Geoff and I haven’t been able to get to Brimfield for the last 3 years. We’ve both missed it a lot. But we were able to come this year. Some things have changed (new vendors, more food options, less parking, more 45 supporters) others have stayed the same (bargains if you know where to look, unpredictable weather, good and bad crazy, nice people).
Per usual I documented some of the odder things we encountered. Enjoy.
Continue reading “Brimfield, May 2019 – The Odd, Disturbing, and Weird in Photos”
A lot of Game of Thrones Fans were disappointed when the Battle of Winterfell seemed to be somewhat anticlimactic, particularly since most people felt that the fight between the living and the army of the Dead would be THE BIG BATTLE of this final season of the show.
Well, then last night happened. Season Eight, Episode Five: The Bells.
If there is ANYTHING you can say about last night’s episode with 100% certainty, it is that the episode was decidedly NOT anti-climactic. And it was one of those things that you just couldn’t stop watching. Like the Red Wedding, but orders of magnitude worse.
Continue reading “Game of Thrones and the End of Character Arcs”
This week is the 155th anniversary of the Battle of Spotsylvania Court House, one of the bloodiest and most terrible battles of the Civil War. This particular phase of Grant’s Overland Campaign began on May 7th and lasted until May 19th. The battle is most famous for the Union assaults on a stretch of Confederate fortifications called the Mule Shoe because of its shape, and particularly for the violence that took place in an area known as the Bloody Angle.
Continue reading “My Ancestor at the Battle of Spotsylvania”
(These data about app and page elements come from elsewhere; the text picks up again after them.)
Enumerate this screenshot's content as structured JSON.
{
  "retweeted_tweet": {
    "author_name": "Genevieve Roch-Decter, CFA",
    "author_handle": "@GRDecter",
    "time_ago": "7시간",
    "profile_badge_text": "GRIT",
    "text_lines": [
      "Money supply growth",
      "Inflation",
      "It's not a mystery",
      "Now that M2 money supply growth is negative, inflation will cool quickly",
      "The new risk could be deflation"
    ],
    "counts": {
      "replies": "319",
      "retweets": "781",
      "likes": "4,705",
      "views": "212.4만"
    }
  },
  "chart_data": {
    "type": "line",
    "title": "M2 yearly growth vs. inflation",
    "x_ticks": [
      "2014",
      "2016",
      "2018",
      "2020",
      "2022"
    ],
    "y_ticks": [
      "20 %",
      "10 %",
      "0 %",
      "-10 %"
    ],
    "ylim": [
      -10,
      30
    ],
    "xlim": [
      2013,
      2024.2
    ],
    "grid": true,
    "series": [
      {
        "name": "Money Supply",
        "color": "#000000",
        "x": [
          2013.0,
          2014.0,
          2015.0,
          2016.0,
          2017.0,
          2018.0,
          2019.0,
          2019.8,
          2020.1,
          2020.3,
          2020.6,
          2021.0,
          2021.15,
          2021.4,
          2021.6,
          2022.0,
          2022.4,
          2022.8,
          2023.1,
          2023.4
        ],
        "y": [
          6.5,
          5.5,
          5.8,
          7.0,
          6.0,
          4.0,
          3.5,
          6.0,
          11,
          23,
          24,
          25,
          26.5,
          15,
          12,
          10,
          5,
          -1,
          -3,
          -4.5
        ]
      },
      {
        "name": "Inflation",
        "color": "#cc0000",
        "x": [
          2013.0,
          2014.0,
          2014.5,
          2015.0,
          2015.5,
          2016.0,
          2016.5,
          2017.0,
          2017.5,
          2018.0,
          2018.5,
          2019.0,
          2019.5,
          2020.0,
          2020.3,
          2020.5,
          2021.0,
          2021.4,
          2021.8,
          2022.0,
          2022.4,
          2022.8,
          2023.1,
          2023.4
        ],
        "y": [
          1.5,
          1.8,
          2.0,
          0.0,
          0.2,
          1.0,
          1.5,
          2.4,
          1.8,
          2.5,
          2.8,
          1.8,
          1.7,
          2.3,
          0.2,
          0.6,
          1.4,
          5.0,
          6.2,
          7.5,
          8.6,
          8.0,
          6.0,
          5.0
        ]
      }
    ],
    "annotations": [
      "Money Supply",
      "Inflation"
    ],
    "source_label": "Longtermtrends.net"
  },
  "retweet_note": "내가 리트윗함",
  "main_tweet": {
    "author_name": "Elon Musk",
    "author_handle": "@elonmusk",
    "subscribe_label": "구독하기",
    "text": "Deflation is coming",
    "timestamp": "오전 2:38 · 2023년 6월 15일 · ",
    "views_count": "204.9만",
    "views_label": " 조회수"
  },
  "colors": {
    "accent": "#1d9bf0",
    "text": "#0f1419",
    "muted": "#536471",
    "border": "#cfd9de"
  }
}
Today Geoff and I took a trip to South Weymouth, MA to visit Mount Hope Cemetery where his Civil War ancestor, Moses Beaulieu, is buried. Geoff has done a lot of research into Moses Beaulieu and recently discovered a photo of his headstone and rough location in the particular cemetery in South Weymouth.
Continue reading “A Walk Among the Stones”
Today is the anniversary of the death of John Wilkes Booth, the man who murdered President Abraham Lincoln. And it is also the anniversary of the surrender of the last large Confederate army in the field at Bennett Place, North Carolina. I assume that for the latter reason (although I have known at least a few people who argued it was for the former), today is also Confederate Memorial Day in Alabama, the state where I was born.
Continue reading “Some thoughts on Confederate Memorial Day”
The first two episodes of Season 8 have come and gone, and there are only 4 episodes of the show left. It took two years of waiting, but it almost seems like it is going by so fast now that it’s here.
Well. I won’t spend too much time recapping the episode, as I would rather spend time talking about what I think it all means and what will happen next.
Continue reading “GoT S8E2: A Knight of the Seven Kingdoms”
I recently reread a book that I have not read in several years: The Mutiny at Brandy Station: The Last Battle of the Hooker Brigade : a Controversial Army Reorganization, Courts Martial, and the Bloody Days that Followed by Frederick B. Arner. The book follows through events of early 1864 that led to the dissolution of my ancestor’s former unit, the 3rd Corps, and the assignment of his regiment to the 2nd Corps. The author makes a compelling argument that one of the major reasons the former 3rd Corps units suffered so severely in the battles of Grant’s Overland Campaign is because the units’ morale had been shattered by the breaking up of the once-proud and distinguished 3rd Corps.
Continue reading “The “mutiny” in my ancestor’s Civil War regiment”